Are we developing leaders just to do "spiritual" things or is our partnership with Jesus to "make all things new?"

Dr. Michael Williams, Covenant Seminary professor and author of Far as The Curse is Found, has some interesting ideas for consideration.

"A common question is that since redemption is relevant to all things, what should be our responsibility as redeemed persons? Should it be the redemption of persons, of souls, and the preaching the Gospel, or should it be a redemptive approach within culture? Yet this question is creating a false dichotomy for us.

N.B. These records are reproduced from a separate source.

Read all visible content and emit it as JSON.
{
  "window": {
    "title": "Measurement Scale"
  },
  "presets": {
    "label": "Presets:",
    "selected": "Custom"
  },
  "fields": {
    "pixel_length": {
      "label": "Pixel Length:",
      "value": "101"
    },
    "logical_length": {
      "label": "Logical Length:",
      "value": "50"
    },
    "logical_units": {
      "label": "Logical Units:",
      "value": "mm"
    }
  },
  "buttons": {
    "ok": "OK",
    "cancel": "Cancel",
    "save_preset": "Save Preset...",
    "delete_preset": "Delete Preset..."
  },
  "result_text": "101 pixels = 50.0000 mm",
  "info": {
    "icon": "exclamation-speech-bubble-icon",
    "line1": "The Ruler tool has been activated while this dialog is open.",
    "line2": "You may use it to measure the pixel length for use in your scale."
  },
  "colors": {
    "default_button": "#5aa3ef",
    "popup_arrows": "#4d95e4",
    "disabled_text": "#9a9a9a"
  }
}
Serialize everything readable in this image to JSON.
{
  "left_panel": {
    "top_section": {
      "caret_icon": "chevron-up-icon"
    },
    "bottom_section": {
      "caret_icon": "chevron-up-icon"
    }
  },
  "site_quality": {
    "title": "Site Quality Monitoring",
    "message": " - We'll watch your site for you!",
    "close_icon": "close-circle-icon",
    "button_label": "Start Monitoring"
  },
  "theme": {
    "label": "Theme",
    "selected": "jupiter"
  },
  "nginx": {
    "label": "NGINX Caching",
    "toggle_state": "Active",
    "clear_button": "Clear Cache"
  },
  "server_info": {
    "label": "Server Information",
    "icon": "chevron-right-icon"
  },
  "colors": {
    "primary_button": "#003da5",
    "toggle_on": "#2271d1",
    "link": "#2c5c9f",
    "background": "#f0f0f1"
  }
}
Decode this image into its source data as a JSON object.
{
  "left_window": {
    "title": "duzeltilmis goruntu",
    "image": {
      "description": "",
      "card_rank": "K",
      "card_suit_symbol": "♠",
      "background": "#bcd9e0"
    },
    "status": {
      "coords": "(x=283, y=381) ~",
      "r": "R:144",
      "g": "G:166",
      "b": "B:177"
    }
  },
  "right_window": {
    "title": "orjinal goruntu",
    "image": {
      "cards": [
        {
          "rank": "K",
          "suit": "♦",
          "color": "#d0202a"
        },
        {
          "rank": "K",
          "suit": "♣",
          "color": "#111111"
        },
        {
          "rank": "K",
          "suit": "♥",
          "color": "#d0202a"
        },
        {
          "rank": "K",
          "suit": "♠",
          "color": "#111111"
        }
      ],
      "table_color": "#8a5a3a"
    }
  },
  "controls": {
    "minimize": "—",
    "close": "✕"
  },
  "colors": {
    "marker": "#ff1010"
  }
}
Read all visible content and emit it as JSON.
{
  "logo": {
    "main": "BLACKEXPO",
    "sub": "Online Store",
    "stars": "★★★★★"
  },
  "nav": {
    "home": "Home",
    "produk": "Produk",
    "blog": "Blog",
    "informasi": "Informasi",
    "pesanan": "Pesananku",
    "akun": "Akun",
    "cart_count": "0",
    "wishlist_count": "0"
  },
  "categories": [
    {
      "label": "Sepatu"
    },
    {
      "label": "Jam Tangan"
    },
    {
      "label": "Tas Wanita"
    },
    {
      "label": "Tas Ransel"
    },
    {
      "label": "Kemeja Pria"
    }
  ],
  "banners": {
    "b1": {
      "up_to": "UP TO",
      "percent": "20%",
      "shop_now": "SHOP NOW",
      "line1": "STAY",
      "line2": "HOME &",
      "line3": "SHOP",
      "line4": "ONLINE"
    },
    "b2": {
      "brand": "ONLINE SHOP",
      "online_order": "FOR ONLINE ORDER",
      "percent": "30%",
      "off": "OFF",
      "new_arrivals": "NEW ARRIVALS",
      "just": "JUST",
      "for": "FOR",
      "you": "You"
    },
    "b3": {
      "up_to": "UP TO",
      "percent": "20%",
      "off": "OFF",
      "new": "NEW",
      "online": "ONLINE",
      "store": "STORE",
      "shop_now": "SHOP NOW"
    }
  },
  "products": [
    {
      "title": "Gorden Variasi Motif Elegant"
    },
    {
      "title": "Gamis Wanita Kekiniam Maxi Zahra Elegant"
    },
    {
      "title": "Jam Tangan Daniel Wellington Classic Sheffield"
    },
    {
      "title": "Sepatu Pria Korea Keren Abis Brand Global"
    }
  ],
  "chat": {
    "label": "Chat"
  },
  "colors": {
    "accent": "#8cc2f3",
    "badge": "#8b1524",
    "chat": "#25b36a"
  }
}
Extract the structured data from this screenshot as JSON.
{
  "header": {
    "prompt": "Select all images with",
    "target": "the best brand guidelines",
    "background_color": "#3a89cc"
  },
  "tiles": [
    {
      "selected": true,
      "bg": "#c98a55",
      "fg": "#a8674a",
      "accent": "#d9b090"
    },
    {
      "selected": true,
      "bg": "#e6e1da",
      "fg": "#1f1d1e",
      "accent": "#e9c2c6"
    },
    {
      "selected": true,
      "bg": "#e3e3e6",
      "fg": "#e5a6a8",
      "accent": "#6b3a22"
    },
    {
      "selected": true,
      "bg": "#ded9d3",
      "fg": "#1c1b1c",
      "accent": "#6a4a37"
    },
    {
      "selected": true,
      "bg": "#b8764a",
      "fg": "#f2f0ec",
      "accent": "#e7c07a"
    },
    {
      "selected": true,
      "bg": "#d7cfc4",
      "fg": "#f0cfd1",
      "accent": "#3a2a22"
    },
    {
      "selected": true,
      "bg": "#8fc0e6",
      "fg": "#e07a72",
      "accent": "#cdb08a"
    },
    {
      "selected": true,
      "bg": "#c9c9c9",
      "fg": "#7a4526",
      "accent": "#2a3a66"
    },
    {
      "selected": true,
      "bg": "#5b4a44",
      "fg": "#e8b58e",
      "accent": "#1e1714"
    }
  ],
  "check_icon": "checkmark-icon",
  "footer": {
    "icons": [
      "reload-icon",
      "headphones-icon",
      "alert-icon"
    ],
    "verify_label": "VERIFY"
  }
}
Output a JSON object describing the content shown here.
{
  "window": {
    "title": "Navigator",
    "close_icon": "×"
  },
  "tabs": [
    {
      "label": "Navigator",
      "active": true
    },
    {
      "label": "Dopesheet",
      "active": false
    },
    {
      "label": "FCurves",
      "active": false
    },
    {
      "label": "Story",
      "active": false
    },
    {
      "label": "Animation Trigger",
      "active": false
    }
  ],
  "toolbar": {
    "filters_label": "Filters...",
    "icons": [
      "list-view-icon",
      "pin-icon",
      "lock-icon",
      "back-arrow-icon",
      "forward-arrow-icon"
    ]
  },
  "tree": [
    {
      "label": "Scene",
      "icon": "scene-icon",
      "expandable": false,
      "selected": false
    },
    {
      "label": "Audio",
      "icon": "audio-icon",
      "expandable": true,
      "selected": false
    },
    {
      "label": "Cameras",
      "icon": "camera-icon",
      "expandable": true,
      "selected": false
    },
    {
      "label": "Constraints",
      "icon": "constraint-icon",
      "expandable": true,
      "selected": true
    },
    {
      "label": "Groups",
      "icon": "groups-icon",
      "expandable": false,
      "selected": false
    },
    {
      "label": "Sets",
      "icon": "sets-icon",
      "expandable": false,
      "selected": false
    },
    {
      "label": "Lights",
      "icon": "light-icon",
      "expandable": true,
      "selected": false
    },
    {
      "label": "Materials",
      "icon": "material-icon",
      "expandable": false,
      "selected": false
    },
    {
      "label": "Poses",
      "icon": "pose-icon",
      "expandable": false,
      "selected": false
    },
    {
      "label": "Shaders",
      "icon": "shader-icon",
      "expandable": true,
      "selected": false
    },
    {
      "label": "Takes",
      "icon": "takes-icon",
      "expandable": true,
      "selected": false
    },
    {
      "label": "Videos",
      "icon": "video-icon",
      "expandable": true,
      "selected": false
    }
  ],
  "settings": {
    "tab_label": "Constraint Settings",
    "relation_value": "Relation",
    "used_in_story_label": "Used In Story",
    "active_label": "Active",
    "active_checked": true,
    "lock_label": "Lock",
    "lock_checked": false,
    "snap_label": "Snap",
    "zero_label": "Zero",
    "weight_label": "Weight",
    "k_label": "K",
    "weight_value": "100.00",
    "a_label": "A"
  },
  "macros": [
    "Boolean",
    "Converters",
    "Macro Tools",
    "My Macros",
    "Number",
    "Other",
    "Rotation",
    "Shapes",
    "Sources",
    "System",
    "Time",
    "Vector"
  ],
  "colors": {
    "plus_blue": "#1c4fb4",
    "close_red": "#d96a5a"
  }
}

In this view, the cultural mandate of Genesis 1—to be fruitful and multiply and have dominion—is relegated to unimportance after the fall. But Scripture does not let us off the hook that easily. Looking to the Noah story again, the cultural mandate is repeated almost verbatim to Noah within the context of the fall. It is a mistake to set the cultural mandate over against the redemptive mandate of Matthew 28:19, making it a choice between the two. We are held responsible for both."

"It would be better to think of these two mandates in terms of calling. We are not all called to the same things. God has gifted His people with different gifts, and He has called us to different tasks. Some of us are going to be called to evangelism, yet even evangelism should be seen as a little broader. It should be not only evangelism of persons, but evangelism of society, evangelism of different areas of life. Some people work in a public school system because they see their calling to be remedial, to be testimonies, to be witnesses not only to persons but to that very structure. Any calling in creation can be done unto the Lord, and can be a testimony to the world and as it seeks to be faithful to the Lord, and seeks to be a blessing to our fellow man, as it seeks to faithfully till and keep God’s creation, it is a fully Christian calling."

How does this perspective expand your view of the scope of leader development?